Work instructions:
Could you reproduce every record below exactly as it stands?

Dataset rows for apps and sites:
****

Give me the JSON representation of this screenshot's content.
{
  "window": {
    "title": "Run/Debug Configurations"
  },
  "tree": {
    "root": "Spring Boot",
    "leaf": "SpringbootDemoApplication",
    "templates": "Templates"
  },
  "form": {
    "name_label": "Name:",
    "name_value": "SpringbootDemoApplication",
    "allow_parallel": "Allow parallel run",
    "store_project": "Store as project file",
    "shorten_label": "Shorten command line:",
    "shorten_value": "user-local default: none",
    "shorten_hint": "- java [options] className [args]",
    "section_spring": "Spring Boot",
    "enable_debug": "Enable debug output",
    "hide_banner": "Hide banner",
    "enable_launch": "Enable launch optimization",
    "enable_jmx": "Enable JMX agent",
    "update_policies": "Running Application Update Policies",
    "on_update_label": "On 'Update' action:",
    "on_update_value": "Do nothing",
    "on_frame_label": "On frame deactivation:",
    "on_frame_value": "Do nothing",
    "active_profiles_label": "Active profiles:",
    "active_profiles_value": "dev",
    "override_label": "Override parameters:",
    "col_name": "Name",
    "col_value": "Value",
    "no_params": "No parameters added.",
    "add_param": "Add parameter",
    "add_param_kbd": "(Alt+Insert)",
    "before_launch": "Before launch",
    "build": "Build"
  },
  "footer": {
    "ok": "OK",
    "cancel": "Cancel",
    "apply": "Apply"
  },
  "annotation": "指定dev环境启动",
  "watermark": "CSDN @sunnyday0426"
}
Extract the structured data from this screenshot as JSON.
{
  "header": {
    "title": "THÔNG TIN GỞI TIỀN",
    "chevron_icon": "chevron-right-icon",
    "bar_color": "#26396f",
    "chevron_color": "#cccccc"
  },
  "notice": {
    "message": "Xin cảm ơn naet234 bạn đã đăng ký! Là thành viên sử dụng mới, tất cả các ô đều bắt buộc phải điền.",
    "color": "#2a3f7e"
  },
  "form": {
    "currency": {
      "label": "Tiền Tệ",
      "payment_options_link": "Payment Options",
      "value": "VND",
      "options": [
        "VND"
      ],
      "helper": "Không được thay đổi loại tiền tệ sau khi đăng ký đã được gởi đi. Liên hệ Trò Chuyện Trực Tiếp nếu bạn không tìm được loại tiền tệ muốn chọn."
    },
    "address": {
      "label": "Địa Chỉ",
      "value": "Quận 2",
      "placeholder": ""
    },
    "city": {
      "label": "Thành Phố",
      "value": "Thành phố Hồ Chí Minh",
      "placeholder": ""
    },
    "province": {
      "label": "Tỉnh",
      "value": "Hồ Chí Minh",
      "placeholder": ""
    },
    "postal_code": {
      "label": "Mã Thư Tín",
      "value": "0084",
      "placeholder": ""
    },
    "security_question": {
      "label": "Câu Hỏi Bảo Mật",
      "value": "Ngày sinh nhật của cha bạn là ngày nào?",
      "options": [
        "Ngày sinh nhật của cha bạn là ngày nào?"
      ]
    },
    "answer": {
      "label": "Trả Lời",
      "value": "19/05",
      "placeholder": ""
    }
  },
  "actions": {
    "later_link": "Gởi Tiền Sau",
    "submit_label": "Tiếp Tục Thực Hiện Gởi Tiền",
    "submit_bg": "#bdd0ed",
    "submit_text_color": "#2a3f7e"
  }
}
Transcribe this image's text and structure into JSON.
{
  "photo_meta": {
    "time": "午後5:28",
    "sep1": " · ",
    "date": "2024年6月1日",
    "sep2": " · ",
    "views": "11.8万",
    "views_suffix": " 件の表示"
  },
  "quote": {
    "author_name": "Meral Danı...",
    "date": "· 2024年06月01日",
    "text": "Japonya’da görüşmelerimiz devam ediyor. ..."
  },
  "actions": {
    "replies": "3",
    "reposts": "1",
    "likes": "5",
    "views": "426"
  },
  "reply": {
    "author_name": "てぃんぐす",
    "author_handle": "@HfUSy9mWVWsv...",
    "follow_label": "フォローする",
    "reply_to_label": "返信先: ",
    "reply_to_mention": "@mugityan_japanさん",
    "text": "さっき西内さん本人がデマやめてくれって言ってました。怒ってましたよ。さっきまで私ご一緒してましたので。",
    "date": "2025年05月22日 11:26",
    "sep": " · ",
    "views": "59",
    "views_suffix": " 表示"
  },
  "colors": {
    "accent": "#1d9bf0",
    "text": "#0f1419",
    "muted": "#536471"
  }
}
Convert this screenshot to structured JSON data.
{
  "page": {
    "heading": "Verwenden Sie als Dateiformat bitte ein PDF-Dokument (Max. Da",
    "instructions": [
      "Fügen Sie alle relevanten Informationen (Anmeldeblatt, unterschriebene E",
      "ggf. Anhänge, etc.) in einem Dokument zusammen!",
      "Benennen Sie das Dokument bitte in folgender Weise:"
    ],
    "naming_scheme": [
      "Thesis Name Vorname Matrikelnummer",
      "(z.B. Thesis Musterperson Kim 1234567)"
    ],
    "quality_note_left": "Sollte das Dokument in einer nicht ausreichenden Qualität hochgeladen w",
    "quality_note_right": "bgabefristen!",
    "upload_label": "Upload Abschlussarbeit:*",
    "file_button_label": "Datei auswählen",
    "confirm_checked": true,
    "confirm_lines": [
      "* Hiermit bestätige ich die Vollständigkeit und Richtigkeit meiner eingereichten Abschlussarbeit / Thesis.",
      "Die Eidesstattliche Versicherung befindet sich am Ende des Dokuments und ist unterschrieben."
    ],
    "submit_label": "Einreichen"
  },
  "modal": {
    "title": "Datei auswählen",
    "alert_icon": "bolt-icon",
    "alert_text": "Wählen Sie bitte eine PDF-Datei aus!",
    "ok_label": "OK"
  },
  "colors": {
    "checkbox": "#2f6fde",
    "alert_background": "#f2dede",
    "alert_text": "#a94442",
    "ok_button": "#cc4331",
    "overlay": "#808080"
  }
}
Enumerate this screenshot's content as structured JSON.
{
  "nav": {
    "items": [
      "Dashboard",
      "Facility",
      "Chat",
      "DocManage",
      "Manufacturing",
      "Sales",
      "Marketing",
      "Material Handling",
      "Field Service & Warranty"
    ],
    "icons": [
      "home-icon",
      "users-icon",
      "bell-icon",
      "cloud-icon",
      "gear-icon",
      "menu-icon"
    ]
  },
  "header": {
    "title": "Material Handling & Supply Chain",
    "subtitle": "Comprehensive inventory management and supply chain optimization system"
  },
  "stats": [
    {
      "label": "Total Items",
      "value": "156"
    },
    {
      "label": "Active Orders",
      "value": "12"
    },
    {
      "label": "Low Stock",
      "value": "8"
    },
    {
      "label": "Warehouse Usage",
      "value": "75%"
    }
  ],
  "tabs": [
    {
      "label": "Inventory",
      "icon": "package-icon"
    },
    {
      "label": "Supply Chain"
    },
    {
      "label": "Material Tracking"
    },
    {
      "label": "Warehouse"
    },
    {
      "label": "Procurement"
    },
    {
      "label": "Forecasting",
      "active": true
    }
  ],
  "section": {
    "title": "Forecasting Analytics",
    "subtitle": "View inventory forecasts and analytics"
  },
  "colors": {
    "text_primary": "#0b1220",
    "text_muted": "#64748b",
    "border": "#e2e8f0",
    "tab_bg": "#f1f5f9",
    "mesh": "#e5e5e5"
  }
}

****

Expected answer:
Give me the JSON representation of this screenshot's content.
{
  "window": {
    "title": "Run/Debug Configurations"
  },
  "tree": {
    "root": "Spring Boot",
    "leaf": "SpringbootDemoApplication",
    "templates": "Templates"
  },
  "form": {
    "name_label": "Name:",
    "name_value": "SpringbootDemoApplication",
    "allow_parallel": "Allow parallel run",
    "store_project": "Store as project file",
    "shorten_label": "Shorten command line:",
    "shorten_value": "user-local default: none",
    "shorten_hint": "- java [options] className [args]",
    "section_spring": "Spring Boot",
    "enable_debug": "Enable debug output",
    "hide_banner": "Hide banner",
    "enable_launch": "Enable launch optimization",
    "enable_jmx": "Enable JMX agent",
    "update_policies": "Running Application Update Policies",
    "on_update_label": "On 'Update' action:",
    "on_update_value": "Do nothing",
    "on_frame_label": "On frame deactivation:",
    "on_frame_value": "Do nothing",
    "active_profiles_label": "Active profiles:",
    "active_profiles_value": "dev",
    "override_label": "Override parameters:",
    "col_name": "Name",
    "col_value": "Value",
    "no_params": "No parameters added.",
    "add_param": "Add parameter",
    "add_param_kbd": "(Alt+Insert)",
    "before_launch": "Before launch",
    "build": "Build"
  },
  "footer": {
    "ok": "OK",
    "cancel": "Cancel",
    "apply": "Apply"
  },
  "annotation": "指定dev环境启动",
  "watermark": "CSDN @sunnyday0426"
}
Extract the structured data from this screenshot as JSON.
{
  "header": {
    "title": "THÔNG TIN GỞI TIỀN",
    "chevron_icon": "chevron-right-icon",
    "bar_color": "#26396f",
    "chevron_color": "#cccccc"
  },
  "notice": {
    "message": "Xin cảm ơn naet234 bạn đã đăng ký! Là thành viên sử dụng mới, tất cả các ô đều bắt buộc phải điền.",
    "color": "#2a3f7e"
  },
  "form": {
    "currency": {
      "label": "Tiền Tệ",
      "payment_options_link": "Payment Options",
      "value": "VND",
      "options": [
        "VND"
      ],
      "helper": "Không được thay đổi loại tiền tệ sau khi đăng ký đã được gởi đi. Liên hệ Trò Chuyện Trực Tiếp nếu bạn không tìm được loại tiền tệ muốn chọn."
    },
    "address": {
      "label": "Địa Chỉ",
      "value": "Quận 2",
      "placeholder": ""
    },
    "city": {
      "label": "Thành Phố",
      "value": "Thành phố Hồ Chí Minh",
      "placeholder": ""
    },
    "province": {
      "label": "Tỉnh",
      "value": "Hồ Chí Minh",
      "placeholder": ""
    },
    "postal_code": {
      "label": "Mã Thư Tín",
      "value": "0084",
      "placeholder": ""
    },
    "security_question": {
      "label": "Câu Hỏi Bảo Mật",
      "value": "Ngày sinh nhật của cha bạn là ngày nào?",
      "options": [
        "Ngày sinh nhật của cha bạn là ngày nào?"
      ]
    },
    "answer": {
      "label": "Trả Lời",
      "value": "19/05",
      "placeholder": ""
    }
  },
  "actions": {
    "later_link": "Gởi Tiền Sau",
    "submit_label": "Tiếp Tục Thực Hiện Gởi Tiền",
    "submit_bg": "#bdd0ed",
    "submit_text_color": "#2a3f7e"
  }
}
Transcribe this image's text and structure into JSON.
{
  "photo_meta": {
    "time": "午後5:28",
    "sep1": " · ",
    "date": "2024年6月1日",
    "sep2": " · ",
    "views": "11.8万",
    "views_suffix": " 件の表示"
  },
  "quote": {
    "author_name": "Meral Danı...",
    "date": "· 2024年06月01日",
    "text": "Japonya’da görüşmelerimiz devam ediyor. ..."
  },
  "actions": {
    "replies": "3",
    "reposts": "1",
    "likes": "5",
    "views": "426"
  },
  "reply": {
    "author_name": "てぃんぐす",
    "author_handle": "@HfUSy9mWVWsv...",
    "follow_label": "フォローする",
    "reply_to_label": "返信先: ",
    "reply_to_mention": "@mugityan_japanさん",
    "text": "さっき西内さん本人がデマやめてくれって言ってました。怒ってましたよ。さっきまで私ご一緒してましたので。",
    "date": "2025年05月22日 11:26",
    "sep": " · ",
    "views": "59",
    "views_suffix": " 表示"
  },
  "colors": {
    "accent": "#1d9bf0",
    "text": "#0f1419",
    "muted": "#536471"
  }
}
Convert this screenshot to structured JSON data.
{
  "page": {
    "heading": "Verwenden Sie als Dateiformat bitte ein PDF-Dokument (Max. Da",
    "instructions": [
      "Fügen Sie alle relevanten Informationen (Anmeldeblatt, unterschriebene E",
      "ggf. Anhänge, etc.) in einem Dokument zusammen!",
      "Benennen Sie das Dokument bitte in folgender Weise:"
    ],
    "naming_scheme": [
      "Thesis Name Vorname Matrikelnummer",
      "(z.B. Thesis Musterperson Kim 1234567)"
    ],
    "quality_note_left": "Sollte das Dokument in einer nicht ausreichenden Qualität hochgeladen w",
    "quality_note_right": "bgabefristen!",
    "upload_label": "Upload Abschlussarbeit:*",
    "file_button_label": "Datei auswählen",
    "confirm_checked": true,
    "confirm_lines": [
      "* Hiermit bestätige ich die Vollständigkeit und Richtigkeit meiner eingereichten Abschlussarbeit / Thesis.",
      "Die Eidesstattliche Versicherung befindet sich am Ende des Dokuments und ist unterschrieben."
    ],
    "submit_label": "Einreichen"
  },
  "modal": {
    "title": "Datei auswählen",
    "alert_icon": "bolt-icon",
    "alert_text": "Wählen Sie bitte eine PDF-Datei aus!",
    "ok_label": "OK"
  },
  "colors": {
    "checkbox": "#2f6fde",
    "alert_background": "#f2dede",
    "alert_text": "#a94442",
    "ok_button": "#cc4331",
    "overlay": "#808080"
  }
}
Enumerate this screenshot's content as structured JSON.
{
  "nav": {
    "items": [
      "Dashboard",
      "Facility",
      "Chat",
      "DocManage",
      "Manufacturing",
      "Sales",
      "Marketing",
      "Material Handling",
      "Field Service & Warranty"
    ],
    "icons": [
      "home-icon",
      "users-icon",
      "bell-icon",
      "cloud-icon",
      "gear-icon",
      "menu-icon"
    ]
  },
  "header": {
    "title": "Material Handling & Supply Chain",
    "subtitle": "Comprehensive inventory management and supply chain optimization system"
  },
  "stats": [
    {
      "label": "Total Items",
      "value": "156"
    },
    {
      "label": "Active Orders",
      "value": "12"
    },
    {
      "label": "Low Stock",
      "value": "8"
    },
    {
      "label": "Warehouse Usage",
      "value": "75%"
    }
  ],
  "tabs": [
    {
      "label": "Inventory",
      "icon": "package-icon"
    },
    {
      "label": "Supply Chain"
    },
    {
      "label": "Material Tracking"
    },
    {
      "label": "Warehouse"
    },
    {
      "label": "Procurement"
    },
    {
      "label": "Forecasting",
      "active": true
    }
  ],
  "section": {
    "title": "Forecasting Analytics",
    "subtitle": "View inventory forecasts and analytics"
  },
  "colors": {
    "text_primary": "#0b1220",
    "text_muted": "#64748b",
    "border": "#e2e8f0",
    "tab_bg": "#f1f5f9",
    "mesh": "#e5e5e5"
  }
}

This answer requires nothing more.